> Your goal
The lines of the records that include "reactions" should all be copied.

Provided entries Block Start

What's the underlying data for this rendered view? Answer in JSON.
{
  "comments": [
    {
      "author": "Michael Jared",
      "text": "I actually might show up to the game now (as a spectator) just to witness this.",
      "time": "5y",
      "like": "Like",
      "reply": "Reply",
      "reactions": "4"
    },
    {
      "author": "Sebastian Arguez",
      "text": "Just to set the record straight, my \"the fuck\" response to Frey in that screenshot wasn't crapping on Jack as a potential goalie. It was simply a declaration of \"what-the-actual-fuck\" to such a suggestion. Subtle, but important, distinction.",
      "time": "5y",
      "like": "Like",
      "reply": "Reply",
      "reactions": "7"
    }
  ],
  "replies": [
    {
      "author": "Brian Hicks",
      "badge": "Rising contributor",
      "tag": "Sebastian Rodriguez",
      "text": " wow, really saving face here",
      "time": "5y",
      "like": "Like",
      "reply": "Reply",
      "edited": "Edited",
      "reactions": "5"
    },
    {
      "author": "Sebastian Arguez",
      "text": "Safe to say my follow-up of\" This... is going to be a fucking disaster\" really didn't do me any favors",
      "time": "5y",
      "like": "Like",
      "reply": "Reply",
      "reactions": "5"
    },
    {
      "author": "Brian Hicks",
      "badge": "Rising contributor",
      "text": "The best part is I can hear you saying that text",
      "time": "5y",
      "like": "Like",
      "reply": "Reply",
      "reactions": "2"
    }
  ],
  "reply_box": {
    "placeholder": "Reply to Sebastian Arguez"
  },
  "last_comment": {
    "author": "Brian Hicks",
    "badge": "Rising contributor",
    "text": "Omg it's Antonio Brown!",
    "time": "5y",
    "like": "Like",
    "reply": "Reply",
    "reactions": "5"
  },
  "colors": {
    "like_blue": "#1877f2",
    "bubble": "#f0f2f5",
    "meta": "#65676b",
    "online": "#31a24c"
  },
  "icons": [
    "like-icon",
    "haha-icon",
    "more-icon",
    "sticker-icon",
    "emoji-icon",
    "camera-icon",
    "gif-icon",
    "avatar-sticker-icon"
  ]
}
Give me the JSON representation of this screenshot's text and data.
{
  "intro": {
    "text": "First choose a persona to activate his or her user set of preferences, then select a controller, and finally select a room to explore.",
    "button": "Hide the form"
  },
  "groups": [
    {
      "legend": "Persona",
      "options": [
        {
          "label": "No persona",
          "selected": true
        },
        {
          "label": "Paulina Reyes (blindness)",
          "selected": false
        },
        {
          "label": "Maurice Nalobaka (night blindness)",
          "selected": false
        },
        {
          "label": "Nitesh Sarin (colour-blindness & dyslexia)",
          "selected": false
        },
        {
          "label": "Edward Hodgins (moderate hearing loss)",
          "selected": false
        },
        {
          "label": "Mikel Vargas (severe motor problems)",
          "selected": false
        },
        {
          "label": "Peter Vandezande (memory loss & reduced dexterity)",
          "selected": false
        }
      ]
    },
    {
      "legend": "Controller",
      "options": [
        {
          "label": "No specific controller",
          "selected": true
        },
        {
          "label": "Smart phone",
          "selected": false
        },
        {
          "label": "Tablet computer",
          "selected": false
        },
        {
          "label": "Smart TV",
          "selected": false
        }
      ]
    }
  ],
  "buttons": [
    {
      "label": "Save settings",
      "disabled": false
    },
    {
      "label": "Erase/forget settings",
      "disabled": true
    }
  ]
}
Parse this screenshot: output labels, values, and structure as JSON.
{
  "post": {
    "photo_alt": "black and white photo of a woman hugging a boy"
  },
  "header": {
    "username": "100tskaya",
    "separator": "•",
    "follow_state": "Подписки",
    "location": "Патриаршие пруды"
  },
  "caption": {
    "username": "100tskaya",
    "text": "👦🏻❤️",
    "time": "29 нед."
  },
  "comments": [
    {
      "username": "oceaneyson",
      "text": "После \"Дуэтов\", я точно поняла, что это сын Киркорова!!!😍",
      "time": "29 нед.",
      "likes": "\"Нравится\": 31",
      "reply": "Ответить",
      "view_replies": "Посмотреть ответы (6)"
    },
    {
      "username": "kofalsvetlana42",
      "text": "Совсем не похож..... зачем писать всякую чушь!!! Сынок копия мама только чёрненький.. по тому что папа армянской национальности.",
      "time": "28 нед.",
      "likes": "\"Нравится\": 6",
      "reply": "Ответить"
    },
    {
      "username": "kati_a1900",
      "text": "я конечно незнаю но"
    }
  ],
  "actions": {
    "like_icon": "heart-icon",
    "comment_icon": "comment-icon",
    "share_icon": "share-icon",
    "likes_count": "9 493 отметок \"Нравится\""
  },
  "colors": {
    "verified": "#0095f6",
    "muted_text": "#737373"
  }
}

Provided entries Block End

> Result of the exercise
      "reactions": "4"
      "reactions": "7"
      "reactions": "5"
      "reactions": "5"
      "reactions": "2"
    "reactions": "5"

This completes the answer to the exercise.